When performing characteristic-impedance measurements of Rambus motherboards and SO-RIMM modules, the errors that are introduced by test fixturing and probes must be removed. The critical nature of Rambus signal-integrity measurements calls for calibration procedures beyond the standard TDR test methodologies. Effects of ground-lead inductance, cable attenuation, and connector reflection increase measurement error outside of the acceptable limits for short Rambus traces. When working with Rambus motherboard and SO-RIMM signals, get the necessary confidence with time-domain-reflectometry normalization and verification with a precision calibration substrate.
*Normalization is firmware built into the HP 54750A that's based on the Bracewell transform originally licensed from Stanford University.
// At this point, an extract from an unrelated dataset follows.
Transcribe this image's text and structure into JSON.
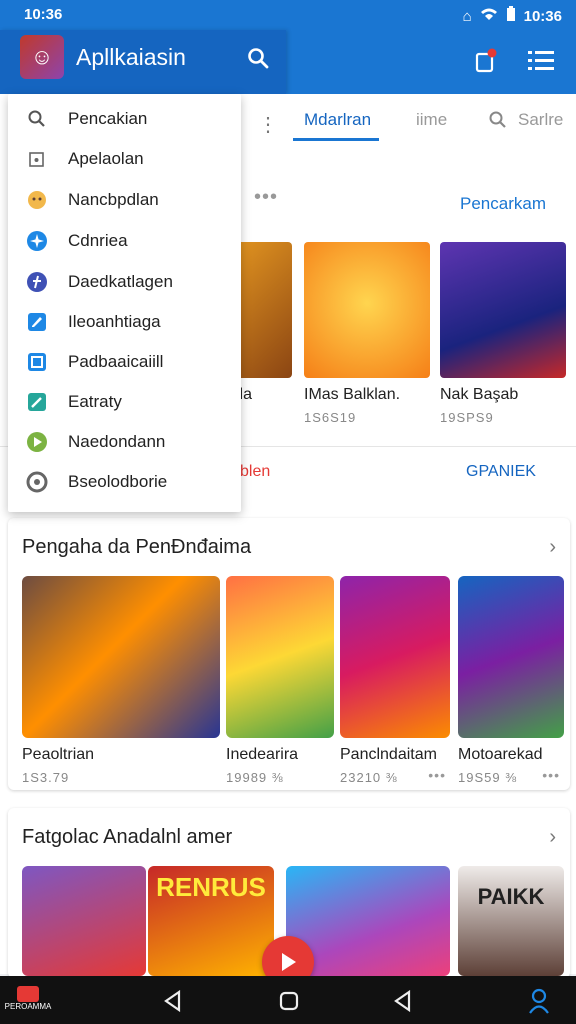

A detailed normalization measurement technique is described on Intel's web site at the URL http://developer.intel.com/design/chipsets/memory/pcbtest.htm.
R&D Equipment List:
HP 54750A digitizing oscilloscope
HP 54754A differential TDR plug-in module
HP N1020A TDR probe kit
HP 54006 6GHz resistive divider probe
HP 54701A 2.5 GHz Active probe
HP 54121-68701 RF accessory kit
Manufacturing Equipment List:
HP 83480A-K16 Rambus RF switch matrix
HP 83480A-K17 Rambus RIMM test fixture
|Resso, M., "The Right Technique Yields Critical Direct Rambus Signal-Integrity Measurements," Engineering Design News, Aug. 5, 1999.|
|"Evaluating Microstrip with Time Domain Reflectometry," Hewlett-Packard Application Note, HP Publication 5968-0007E, 1998.|
|Dascher, D., "Measuring Parasitic Capacitance and Inductance Using TDR," HP Journal, April, 1996; available on the web at www.hp.com/hpj/apr96/ap96a11.htm.|